PROBLEM TO SOLVE » From the entries, copy out every line in which the word "icon" is found.

____________________

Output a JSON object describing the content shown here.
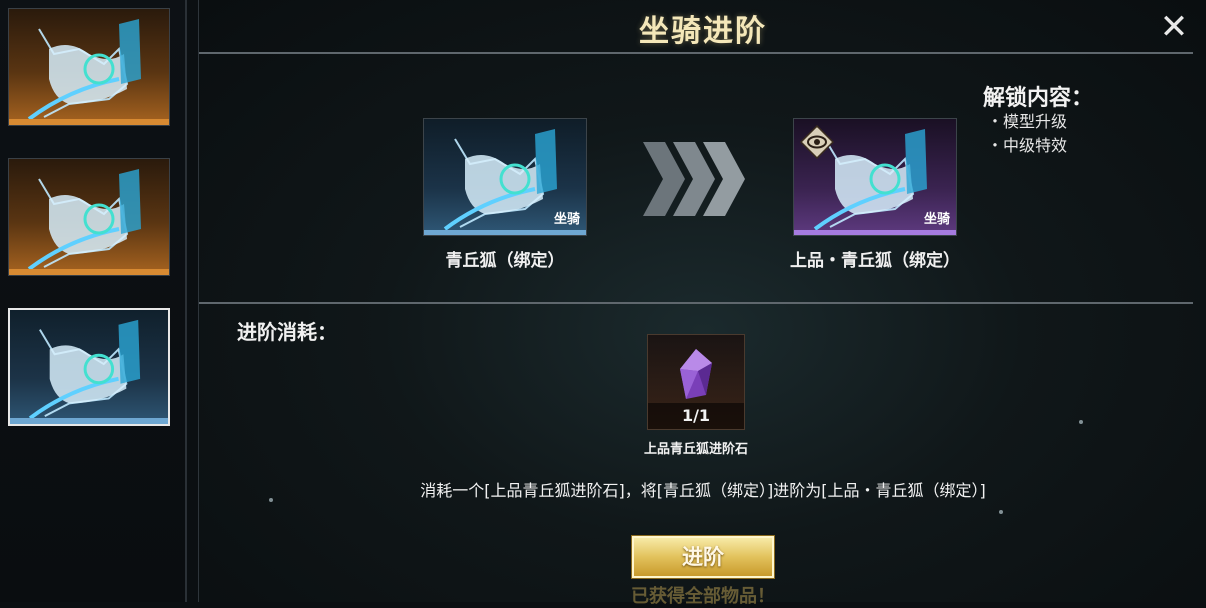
{
  "title": "坐骑进阶",
  "close_icon": "close-icon",
  "sidebar": {
    "items": [
      {
        "style": "gold",
        "icon": "fox-mount-icon"
      },
      {
        "style": "gold",
        "icon": "fox-mount-icon"
      },
      {
        "style": "blue",
        "icon": "fox-mount-icon",
        "selected": true
      }
    ]
  },
  "unlock": {
    "heading": "解锁内容：",
    "items": [
      "・模型升级",
      "・中级特效"
    ]
  },
  "from_mount": {
    "tag": "坐骑",
    "name": "青丘狐（绑定）",
    "color": "#2f5877"
  },
  "to_mount": {
    "tag": "坐骑",
    "name": "上品・青丘狐（绑定）",
    "color": "#5e3a80",
    "badge": "eye-icon"
  },
  "cost": {
    "label": "进阶消耗：",
    "item_count": "1/1",
    "item_name": "上品青丘狐进阶石"
  },
  "description": "消耗一个[上品青丘狐进阶石]，将[青丘狐（绑定）]进阶为[上品・青丘狐（绑定）]",
  "advance_button": "进阶",
  "footer_text": "已获得全部物品！",
  "colors": {
    "title": "#f4e7b9",
    "button": "#e2c25c",
    "accent_blue": "#6ea7d2",
    "accent_purple": "#a57be0"
  }
}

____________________

FINAL ANSWER »
  "close_icon": "close-icon",
        "icon": "fox-mount-icon"
        "icon": "fox-mount-icon"
        "icon": "fox-mount-icon",
    "badge": "eye-icon"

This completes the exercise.